Always a critical laboratory staple, freezers have rarely seen the spotlight until now. News crews have been visiting one of our laboratory equipment divisions in Asheville, North Carolina to witness the ramp-up of freezer production. The factory is experiencing the largest volume ramp-up in its history. The facility is producing hundreds of units per day and is looking to hire more workers.
These freezers are critical for the successful rollout of the first Covid-19 vaccines. Both the Moderna and Pfizer/BioNTech vaccine candidates are mRNA-based vaccines. This is a new category of vaccines on the market which require colder storage and shipping conditions than standard vaccines.
The Pfizer/BioNTech vaccine candidate has the greatest challenges. It requires shipping on dry-ice and storage at -70°C or ultra low freezers. Fortunately, Thermo Fisher Scientific makes these freezers in three sizes to accommodate the needs of vaccine distribution. These include small bench top freezers that can hold <1,000 vials, small chest freezers that can hold <6,500 all the way up to upright systems that can hold up to 30,000 or 60,000 doses. Some combination of these freezers will be optimal for most sites.
The Moderna vaccine candidate requires -20°C shipping and storage, which is a little easier but not common in most pharmacies. Thermo Fisher Scientific has a large selection of freezers which hold from between <1,500 to 40,000 vials.
As anyone who has worked with mRNA knows, it is unstable. Vaccine doses will be packaged in very particular lipoprotein nanoparticles. Minor fluctuations in temperature can be incredibly problematic. Thermo Fisher Scientific freezers are designed for vaccine storage supporting accreditation and quality standards.
Customers can use monitoring solutions to know vaccines are safe throughout the shipment and storage processes, wherever they are. Thermo Scientific wireless monitoring solutions continuously track critical parameters of freezers and securely log the data.

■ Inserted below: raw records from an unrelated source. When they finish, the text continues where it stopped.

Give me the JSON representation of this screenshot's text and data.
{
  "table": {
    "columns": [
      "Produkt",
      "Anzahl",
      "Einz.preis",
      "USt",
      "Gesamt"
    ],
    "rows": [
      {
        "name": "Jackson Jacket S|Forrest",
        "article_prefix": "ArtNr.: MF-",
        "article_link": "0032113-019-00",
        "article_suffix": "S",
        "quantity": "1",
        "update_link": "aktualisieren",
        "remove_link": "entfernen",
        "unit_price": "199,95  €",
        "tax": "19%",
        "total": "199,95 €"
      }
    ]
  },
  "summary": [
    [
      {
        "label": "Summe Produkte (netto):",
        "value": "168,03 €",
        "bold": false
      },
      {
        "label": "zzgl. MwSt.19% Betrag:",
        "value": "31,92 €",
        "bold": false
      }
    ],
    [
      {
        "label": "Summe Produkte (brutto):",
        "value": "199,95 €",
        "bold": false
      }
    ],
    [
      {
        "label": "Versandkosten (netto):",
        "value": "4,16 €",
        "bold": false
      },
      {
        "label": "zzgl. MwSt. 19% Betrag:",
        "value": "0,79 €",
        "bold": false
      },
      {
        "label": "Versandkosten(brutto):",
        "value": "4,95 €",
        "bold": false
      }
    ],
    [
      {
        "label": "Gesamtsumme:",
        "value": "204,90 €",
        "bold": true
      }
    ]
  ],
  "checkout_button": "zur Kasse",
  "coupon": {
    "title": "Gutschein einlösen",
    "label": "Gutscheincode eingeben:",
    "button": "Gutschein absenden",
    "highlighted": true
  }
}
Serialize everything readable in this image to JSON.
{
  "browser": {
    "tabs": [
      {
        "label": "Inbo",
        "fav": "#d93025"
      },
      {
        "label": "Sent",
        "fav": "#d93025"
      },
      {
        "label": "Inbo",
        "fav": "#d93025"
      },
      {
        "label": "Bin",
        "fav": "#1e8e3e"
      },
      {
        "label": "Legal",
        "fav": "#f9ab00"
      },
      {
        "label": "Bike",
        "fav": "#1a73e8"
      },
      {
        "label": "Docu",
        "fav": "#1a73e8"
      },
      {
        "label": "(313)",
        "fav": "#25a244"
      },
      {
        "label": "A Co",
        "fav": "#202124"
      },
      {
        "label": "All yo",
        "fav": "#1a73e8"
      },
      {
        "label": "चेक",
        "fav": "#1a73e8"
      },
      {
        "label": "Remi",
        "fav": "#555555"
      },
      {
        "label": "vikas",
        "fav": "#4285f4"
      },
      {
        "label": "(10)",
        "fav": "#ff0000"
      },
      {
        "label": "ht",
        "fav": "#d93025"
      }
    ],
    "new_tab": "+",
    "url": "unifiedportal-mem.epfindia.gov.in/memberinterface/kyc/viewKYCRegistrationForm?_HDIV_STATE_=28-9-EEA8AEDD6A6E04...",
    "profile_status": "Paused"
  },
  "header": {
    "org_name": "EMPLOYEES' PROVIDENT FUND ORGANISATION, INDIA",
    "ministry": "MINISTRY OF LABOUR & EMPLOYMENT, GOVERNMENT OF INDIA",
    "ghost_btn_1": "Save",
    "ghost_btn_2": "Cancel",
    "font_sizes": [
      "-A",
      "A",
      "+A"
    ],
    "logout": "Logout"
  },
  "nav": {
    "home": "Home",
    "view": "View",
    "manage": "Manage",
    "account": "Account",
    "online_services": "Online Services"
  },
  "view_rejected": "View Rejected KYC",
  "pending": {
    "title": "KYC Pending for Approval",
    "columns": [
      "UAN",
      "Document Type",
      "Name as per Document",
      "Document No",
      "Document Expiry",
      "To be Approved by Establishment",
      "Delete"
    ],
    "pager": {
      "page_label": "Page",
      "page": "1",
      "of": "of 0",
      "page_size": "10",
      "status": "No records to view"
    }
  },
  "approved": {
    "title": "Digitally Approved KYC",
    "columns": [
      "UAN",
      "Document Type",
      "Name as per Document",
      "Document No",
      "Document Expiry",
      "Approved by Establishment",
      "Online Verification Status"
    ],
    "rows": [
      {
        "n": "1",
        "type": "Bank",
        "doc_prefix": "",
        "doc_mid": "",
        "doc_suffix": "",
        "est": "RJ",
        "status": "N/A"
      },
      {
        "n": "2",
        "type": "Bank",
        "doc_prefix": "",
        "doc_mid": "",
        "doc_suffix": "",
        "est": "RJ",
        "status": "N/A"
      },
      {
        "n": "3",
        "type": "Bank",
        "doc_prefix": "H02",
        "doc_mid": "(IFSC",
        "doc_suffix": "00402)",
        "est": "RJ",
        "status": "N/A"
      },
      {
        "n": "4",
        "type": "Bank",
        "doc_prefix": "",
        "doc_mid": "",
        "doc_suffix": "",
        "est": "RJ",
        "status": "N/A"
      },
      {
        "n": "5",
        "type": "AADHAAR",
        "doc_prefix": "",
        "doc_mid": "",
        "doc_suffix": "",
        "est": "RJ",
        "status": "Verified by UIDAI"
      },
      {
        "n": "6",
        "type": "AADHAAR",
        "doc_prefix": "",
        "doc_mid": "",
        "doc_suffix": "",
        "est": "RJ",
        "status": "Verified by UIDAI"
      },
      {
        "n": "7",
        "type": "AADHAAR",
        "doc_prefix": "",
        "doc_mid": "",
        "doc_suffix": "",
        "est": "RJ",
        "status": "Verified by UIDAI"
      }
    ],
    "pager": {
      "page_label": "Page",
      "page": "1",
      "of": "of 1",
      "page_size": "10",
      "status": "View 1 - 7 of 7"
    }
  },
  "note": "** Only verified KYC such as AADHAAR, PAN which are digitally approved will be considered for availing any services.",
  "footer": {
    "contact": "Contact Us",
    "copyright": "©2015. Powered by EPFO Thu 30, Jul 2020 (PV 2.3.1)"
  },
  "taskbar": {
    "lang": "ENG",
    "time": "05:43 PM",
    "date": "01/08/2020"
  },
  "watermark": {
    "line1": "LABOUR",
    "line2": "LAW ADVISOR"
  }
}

With the likely emergence of new viruses, and the potential of rapid development of mRNA based vaccines, it is probable that we will see more mRNA based vaccines in the near future. Who knows, maybe the freezer will get a well-deserved supporting role in the next super hero movie.
Want to visit one of these sites? Follow news crews inside our Waltham, Massachusetts warehouse to see our team in action.